• LISTED RECORDS
--------
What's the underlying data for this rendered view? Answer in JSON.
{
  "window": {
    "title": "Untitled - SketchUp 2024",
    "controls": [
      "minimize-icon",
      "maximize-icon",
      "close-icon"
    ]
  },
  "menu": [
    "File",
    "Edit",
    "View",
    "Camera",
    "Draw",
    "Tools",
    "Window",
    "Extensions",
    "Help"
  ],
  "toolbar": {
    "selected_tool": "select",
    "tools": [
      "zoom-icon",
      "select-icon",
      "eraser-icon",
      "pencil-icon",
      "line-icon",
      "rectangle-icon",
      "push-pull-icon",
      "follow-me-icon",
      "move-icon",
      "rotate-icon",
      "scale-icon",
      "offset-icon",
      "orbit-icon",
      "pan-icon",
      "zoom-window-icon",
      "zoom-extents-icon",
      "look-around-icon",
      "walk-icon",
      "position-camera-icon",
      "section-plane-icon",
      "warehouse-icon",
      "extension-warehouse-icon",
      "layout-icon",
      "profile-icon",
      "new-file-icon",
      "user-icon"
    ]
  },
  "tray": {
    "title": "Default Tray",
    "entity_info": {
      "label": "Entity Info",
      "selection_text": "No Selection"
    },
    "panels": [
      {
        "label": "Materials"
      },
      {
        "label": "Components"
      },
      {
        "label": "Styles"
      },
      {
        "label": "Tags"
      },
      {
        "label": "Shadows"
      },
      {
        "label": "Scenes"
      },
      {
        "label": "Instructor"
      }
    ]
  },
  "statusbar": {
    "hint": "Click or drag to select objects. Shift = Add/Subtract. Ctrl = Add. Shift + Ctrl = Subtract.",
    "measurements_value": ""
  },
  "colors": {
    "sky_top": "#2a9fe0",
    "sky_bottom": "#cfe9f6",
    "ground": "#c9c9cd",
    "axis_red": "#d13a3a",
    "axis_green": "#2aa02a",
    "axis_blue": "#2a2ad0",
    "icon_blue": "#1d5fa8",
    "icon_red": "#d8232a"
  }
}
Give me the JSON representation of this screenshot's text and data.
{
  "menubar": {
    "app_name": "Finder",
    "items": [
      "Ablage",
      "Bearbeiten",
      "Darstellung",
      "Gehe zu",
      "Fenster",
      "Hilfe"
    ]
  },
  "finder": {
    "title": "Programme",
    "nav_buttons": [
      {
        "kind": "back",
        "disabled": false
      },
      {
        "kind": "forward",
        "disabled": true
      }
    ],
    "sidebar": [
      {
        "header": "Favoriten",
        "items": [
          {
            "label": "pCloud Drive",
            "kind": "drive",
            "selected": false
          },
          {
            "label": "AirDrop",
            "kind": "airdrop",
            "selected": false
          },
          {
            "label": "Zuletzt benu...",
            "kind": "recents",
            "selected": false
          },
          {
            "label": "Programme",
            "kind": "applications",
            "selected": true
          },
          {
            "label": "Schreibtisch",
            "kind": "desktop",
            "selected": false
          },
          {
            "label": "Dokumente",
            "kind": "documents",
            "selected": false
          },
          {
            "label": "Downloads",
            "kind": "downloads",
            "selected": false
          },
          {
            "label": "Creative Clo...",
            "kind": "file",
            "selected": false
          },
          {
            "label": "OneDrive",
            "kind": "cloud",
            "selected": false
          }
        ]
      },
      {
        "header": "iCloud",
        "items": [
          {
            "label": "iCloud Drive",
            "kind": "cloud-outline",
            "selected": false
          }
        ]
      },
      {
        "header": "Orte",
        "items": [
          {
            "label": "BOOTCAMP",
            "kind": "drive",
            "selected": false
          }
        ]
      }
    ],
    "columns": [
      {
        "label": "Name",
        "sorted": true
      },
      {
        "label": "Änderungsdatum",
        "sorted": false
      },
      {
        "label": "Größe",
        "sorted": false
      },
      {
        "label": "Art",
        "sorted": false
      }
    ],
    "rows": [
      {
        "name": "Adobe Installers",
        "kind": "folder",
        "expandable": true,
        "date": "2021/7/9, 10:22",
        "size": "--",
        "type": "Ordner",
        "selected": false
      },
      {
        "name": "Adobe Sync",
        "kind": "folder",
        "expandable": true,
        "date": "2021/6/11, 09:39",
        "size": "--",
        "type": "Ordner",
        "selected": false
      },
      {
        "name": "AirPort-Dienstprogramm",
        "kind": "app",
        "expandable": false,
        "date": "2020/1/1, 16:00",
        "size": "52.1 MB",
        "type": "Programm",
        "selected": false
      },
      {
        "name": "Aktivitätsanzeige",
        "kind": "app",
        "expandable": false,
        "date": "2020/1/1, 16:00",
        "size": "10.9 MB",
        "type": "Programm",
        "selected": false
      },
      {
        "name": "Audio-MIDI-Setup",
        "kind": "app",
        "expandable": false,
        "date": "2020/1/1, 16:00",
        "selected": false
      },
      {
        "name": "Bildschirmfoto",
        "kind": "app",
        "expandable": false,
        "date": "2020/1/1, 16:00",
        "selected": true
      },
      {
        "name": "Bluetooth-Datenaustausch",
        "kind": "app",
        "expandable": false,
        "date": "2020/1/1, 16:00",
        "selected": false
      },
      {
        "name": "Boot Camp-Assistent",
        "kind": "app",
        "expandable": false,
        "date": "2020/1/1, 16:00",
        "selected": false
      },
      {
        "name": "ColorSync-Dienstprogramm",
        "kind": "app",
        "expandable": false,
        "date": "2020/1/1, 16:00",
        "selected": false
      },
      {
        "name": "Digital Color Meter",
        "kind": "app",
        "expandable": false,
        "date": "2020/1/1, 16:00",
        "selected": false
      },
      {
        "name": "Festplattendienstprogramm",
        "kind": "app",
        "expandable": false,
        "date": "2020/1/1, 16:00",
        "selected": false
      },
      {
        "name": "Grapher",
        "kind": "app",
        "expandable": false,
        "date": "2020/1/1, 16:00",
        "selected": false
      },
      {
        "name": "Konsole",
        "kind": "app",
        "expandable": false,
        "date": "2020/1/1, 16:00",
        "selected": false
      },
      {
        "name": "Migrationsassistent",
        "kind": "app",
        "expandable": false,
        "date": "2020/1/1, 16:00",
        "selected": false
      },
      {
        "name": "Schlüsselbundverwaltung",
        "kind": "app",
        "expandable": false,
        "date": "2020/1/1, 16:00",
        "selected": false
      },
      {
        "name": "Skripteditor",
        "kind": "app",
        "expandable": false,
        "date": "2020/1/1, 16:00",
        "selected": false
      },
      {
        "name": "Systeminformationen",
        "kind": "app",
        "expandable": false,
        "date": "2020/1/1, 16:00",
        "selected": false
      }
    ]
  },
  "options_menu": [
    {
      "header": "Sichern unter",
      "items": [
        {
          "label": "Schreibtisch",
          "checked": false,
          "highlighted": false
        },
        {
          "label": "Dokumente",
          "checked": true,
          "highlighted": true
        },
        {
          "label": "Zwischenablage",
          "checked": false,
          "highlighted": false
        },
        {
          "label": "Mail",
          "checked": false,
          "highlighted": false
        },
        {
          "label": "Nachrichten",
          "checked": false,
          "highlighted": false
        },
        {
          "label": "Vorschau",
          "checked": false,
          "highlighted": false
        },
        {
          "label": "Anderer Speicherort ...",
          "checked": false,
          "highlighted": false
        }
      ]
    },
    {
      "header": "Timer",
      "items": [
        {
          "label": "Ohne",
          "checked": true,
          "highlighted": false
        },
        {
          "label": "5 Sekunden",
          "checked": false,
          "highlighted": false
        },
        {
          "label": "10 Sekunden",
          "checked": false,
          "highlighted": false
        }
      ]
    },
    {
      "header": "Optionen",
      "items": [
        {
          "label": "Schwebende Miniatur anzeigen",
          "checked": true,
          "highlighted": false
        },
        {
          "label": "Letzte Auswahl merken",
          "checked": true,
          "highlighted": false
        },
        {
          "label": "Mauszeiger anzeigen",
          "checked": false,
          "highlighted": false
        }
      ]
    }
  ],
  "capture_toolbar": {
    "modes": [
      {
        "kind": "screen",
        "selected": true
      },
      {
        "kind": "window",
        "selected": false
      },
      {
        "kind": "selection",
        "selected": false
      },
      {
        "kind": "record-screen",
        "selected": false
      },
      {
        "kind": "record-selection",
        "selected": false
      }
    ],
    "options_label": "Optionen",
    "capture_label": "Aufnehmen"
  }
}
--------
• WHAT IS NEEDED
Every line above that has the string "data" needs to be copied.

• ANSWER AREA
What's the underlying data for this rendered view? Answer in JSON.
Give me the JSON representation of this screenshot's text and data.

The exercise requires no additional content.